**Task details:**
Scan the entries for the word "courses", and copy every line where it appears.

==== Provided entries

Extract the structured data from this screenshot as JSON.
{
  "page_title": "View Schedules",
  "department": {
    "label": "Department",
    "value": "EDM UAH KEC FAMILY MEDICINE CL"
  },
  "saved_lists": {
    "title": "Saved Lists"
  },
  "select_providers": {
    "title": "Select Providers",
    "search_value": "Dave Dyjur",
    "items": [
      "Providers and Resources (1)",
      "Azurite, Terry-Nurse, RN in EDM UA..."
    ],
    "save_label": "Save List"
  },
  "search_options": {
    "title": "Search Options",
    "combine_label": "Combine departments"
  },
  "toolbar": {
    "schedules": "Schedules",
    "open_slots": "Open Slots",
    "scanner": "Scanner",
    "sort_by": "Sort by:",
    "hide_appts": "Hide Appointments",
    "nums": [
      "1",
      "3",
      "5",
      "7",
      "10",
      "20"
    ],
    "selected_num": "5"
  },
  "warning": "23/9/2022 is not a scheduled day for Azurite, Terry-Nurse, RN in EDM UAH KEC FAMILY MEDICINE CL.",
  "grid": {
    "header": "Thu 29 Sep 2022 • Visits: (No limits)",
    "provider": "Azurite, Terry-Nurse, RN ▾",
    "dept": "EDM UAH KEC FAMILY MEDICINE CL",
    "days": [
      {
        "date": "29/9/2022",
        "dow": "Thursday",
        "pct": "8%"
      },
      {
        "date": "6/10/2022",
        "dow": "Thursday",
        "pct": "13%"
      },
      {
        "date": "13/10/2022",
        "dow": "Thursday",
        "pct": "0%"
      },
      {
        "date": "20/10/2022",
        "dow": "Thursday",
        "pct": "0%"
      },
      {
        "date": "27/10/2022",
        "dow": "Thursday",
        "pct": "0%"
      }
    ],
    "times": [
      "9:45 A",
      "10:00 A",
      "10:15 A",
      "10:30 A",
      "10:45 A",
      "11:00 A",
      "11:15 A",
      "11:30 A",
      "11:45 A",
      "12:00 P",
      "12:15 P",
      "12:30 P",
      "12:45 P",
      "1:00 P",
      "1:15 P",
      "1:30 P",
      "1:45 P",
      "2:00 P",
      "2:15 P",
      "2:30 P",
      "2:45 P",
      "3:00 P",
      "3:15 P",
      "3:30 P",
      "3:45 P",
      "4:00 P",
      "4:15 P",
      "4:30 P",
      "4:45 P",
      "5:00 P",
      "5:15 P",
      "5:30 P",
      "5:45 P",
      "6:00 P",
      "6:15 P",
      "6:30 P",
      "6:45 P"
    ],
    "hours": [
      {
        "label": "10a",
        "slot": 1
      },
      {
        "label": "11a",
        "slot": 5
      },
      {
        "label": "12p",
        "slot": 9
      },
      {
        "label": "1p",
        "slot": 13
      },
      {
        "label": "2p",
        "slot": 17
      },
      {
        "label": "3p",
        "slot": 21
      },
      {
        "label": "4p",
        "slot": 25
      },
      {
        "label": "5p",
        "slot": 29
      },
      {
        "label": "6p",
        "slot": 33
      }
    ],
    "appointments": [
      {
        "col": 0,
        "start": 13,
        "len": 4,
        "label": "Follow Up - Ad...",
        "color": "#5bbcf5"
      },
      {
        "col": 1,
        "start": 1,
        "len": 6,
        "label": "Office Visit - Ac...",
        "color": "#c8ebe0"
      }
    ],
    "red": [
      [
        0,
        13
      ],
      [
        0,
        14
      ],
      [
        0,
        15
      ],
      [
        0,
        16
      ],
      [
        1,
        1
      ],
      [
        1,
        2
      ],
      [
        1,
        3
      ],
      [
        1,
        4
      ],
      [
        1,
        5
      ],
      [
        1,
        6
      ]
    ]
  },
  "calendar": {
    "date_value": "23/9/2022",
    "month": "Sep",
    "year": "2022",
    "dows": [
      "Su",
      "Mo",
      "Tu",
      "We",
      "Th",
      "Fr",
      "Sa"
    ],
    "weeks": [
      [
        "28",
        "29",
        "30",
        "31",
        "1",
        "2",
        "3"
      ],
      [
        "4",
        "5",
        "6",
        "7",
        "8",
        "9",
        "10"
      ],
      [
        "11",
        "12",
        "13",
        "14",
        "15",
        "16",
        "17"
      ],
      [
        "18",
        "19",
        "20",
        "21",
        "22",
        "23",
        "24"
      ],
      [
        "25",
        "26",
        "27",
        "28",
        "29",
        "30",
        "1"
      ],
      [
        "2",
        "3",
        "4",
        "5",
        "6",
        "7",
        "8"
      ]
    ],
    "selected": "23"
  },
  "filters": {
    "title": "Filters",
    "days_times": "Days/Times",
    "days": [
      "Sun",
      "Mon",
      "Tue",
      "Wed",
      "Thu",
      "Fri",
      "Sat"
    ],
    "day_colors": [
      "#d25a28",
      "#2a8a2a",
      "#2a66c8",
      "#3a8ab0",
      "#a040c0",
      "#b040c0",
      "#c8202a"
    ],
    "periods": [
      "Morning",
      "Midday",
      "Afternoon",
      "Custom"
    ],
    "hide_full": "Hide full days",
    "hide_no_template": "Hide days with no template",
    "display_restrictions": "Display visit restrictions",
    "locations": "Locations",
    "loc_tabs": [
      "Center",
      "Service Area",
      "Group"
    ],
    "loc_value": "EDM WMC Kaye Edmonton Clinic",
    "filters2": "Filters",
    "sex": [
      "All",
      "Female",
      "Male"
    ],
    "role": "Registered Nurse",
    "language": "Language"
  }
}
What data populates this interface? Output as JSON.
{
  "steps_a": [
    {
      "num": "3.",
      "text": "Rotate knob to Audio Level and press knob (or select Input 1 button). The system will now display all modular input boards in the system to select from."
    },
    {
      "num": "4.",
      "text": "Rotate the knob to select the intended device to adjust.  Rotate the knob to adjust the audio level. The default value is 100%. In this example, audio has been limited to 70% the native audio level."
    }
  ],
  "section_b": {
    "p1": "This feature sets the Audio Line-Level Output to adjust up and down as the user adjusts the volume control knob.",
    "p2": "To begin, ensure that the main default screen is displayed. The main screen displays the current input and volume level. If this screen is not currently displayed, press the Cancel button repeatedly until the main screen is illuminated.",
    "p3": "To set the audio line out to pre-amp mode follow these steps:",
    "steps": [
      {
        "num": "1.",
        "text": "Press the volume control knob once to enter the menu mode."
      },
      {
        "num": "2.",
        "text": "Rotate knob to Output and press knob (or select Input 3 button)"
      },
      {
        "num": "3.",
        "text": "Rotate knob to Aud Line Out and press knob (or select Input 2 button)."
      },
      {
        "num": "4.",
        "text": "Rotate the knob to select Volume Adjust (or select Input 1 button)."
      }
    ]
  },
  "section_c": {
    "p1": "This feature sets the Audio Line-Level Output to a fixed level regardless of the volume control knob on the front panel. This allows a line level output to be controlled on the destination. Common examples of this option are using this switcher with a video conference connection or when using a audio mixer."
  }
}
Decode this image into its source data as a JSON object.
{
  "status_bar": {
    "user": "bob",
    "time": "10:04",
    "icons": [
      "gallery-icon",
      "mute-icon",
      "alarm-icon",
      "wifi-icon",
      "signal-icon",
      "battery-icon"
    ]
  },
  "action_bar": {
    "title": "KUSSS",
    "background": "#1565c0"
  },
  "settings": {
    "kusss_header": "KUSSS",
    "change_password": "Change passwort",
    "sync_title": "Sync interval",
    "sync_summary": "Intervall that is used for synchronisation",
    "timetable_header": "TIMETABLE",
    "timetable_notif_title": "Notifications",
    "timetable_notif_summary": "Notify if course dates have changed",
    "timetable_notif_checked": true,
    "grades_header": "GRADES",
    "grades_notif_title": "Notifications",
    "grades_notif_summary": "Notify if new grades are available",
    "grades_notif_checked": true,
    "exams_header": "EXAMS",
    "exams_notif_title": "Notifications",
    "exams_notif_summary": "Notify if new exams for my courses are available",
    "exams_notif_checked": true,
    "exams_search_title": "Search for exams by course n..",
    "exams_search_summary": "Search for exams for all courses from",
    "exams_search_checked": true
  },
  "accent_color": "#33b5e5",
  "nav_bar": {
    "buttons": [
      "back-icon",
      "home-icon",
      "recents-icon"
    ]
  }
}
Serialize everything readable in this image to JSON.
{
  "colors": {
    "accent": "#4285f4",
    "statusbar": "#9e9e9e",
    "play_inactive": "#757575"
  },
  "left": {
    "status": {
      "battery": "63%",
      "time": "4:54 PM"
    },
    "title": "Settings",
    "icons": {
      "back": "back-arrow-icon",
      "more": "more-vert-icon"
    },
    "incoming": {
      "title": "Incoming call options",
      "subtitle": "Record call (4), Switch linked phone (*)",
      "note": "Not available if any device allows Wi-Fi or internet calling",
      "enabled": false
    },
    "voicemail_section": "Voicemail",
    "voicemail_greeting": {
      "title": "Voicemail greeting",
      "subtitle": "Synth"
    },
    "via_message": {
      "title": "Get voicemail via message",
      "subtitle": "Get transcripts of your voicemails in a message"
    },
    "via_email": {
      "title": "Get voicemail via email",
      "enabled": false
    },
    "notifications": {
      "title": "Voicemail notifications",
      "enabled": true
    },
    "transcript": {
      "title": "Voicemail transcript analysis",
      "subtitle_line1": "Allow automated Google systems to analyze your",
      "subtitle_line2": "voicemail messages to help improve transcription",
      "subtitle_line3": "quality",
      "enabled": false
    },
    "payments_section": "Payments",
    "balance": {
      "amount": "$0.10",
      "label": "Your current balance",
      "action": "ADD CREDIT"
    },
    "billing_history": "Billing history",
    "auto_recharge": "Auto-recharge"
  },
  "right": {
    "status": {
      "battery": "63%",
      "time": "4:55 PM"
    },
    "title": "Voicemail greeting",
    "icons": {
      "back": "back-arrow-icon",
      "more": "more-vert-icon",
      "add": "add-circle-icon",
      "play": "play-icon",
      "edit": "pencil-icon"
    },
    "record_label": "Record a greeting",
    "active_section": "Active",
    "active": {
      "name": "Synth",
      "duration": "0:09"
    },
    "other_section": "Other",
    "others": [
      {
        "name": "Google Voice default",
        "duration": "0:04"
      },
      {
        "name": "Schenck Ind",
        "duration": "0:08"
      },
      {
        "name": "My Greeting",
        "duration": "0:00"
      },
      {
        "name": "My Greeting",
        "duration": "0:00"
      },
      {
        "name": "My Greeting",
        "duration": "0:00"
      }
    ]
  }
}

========

**Answer:**
    "exams_notif_summary": "Notify if new exams for my courses are available",
    "exams_search_summary": "Search for exams for all courses from",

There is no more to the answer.